# WHAT YOU ARE ASKED TO DO
The copy should hold exactly the lines below from the one that contains "Read all visible content and emit it as JSON." through the one that contains "What data populates" and nothing else, so no pictures.

# AVAILABLE DATA
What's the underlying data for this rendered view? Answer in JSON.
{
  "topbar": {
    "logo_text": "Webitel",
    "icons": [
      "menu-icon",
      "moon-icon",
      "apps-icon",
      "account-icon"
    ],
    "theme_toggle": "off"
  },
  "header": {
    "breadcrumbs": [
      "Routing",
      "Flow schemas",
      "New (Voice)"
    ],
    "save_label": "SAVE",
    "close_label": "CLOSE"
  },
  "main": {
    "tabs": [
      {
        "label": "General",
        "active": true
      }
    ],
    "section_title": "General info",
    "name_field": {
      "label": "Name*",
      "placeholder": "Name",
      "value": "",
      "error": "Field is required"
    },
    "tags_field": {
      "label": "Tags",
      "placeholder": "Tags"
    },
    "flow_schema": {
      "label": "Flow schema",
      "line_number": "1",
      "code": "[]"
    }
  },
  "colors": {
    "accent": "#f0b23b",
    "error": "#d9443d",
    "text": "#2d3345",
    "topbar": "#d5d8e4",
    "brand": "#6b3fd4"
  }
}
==
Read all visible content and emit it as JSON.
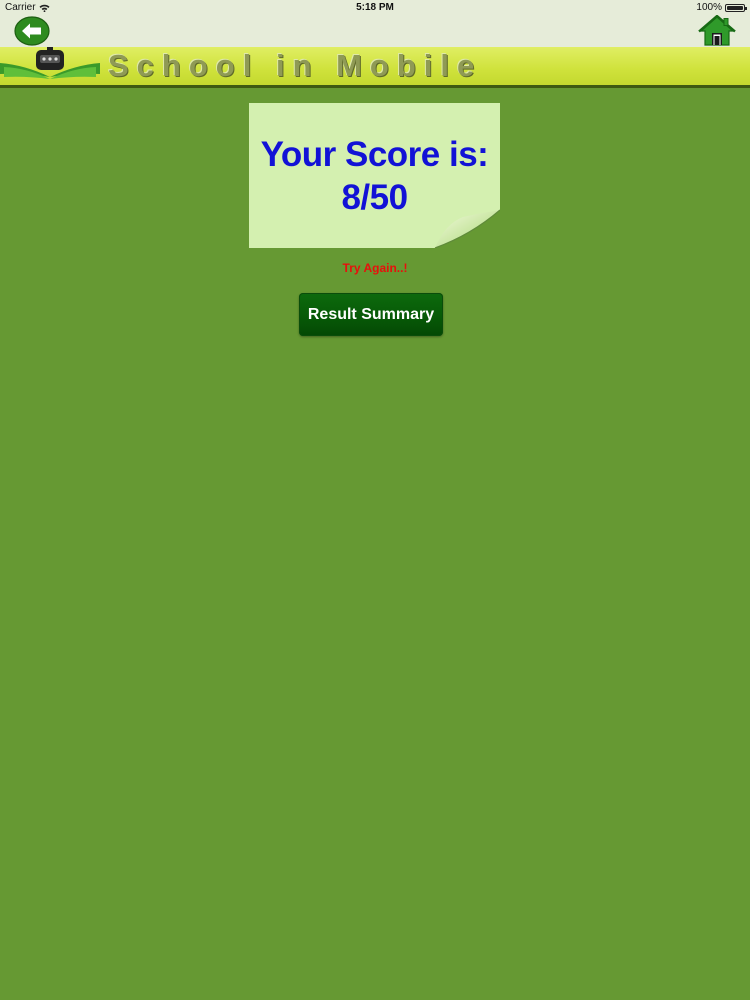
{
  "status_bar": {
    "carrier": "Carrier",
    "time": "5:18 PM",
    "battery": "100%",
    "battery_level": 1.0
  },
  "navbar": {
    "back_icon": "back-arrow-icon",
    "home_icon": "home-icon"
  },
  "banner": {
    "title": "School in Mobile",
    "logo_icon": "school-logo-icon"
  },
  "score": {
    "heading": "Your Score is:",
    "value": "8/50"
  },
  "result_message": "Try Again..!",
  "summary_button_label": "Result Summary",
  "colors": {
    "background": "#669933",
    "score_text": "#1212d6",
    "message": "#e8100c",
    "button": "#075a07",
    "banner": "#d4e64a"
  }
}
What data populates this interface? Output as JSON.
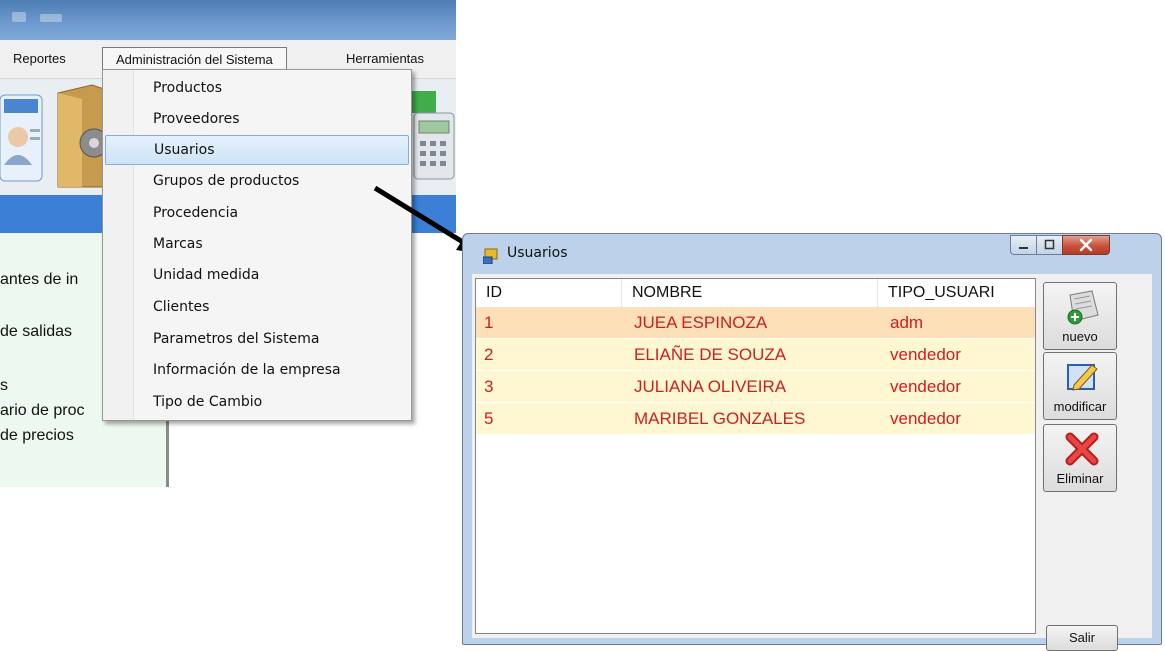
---
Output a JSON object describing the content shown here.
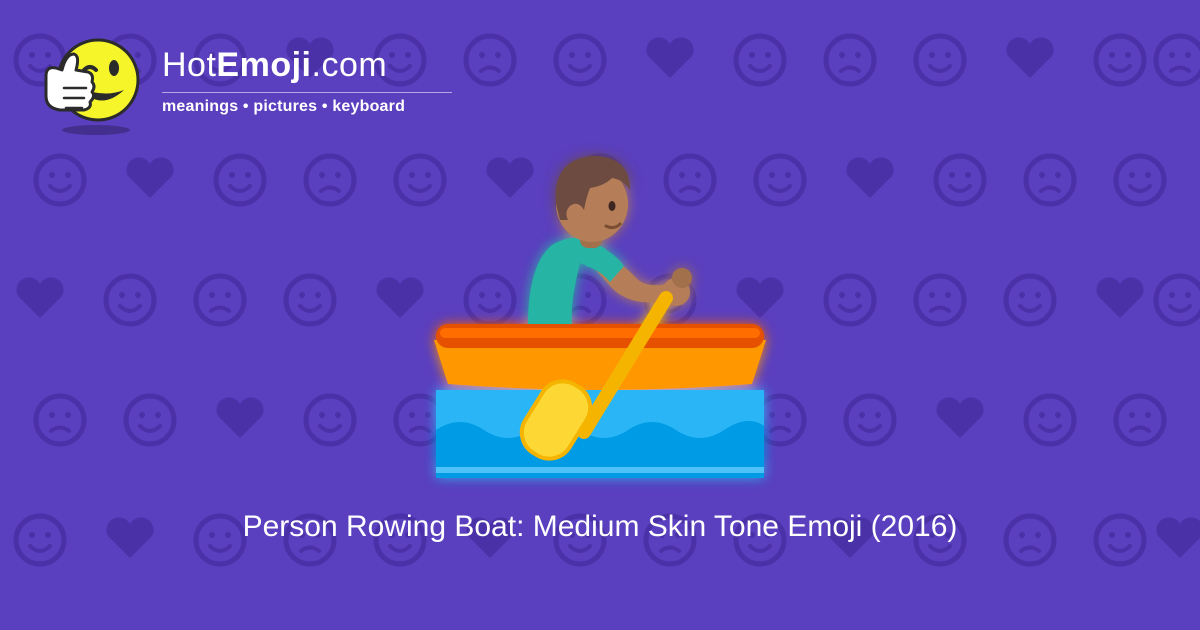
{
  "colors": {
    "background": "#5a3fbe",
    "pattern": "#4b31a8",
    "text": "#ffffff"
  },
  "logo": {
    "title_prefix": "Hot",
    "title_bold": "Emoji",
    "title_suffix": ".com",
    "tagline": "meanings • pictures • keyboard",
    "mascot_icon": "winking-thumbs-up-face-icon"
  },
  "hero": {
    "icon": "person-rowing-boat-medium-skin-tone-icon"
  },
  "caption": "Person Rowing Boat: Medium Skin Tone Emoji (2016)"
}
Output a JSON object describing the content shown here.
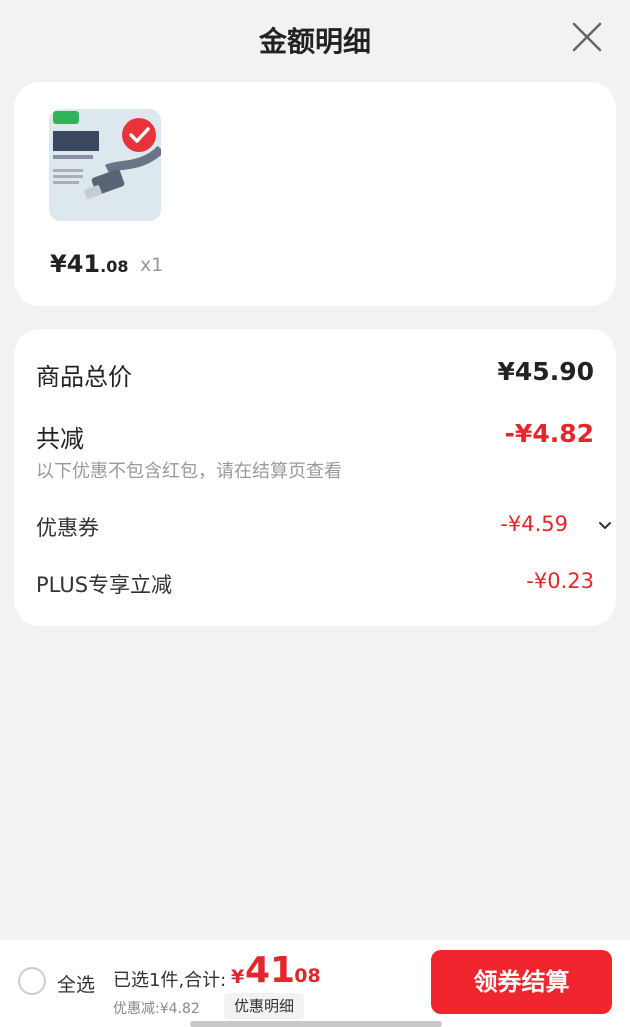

# TASK RESULT
Read all visible content and emit it as JSON.
{
  "status_bar": {
    "carrier": "Carrier",
    "time": "5:18 PM",
    "battery": "100%",
    "battery_level": 1.0
  },
  "navbar": {
    "back_icon": "back-arrow-icon",
    "home_icon": "home-icon"
  },
  "banner": {
    "title": "School in Mobile",
    "logo_icon": "school-logo-icon"
  },
  "score": {
    "heading": "Your Score is:",
    "value": "8/50"
  },
  "result_message": "Try Again..!",
  "summary_button_label": "Result Summary",
  "colors": {
    "background": "#669933",
    "score_text": "#1212d6",
    "message": "#e8100c",
    "button": "#075a07",
    "banner": "#d4e64a"
  }
}
What data populates this interface? Output as JSON.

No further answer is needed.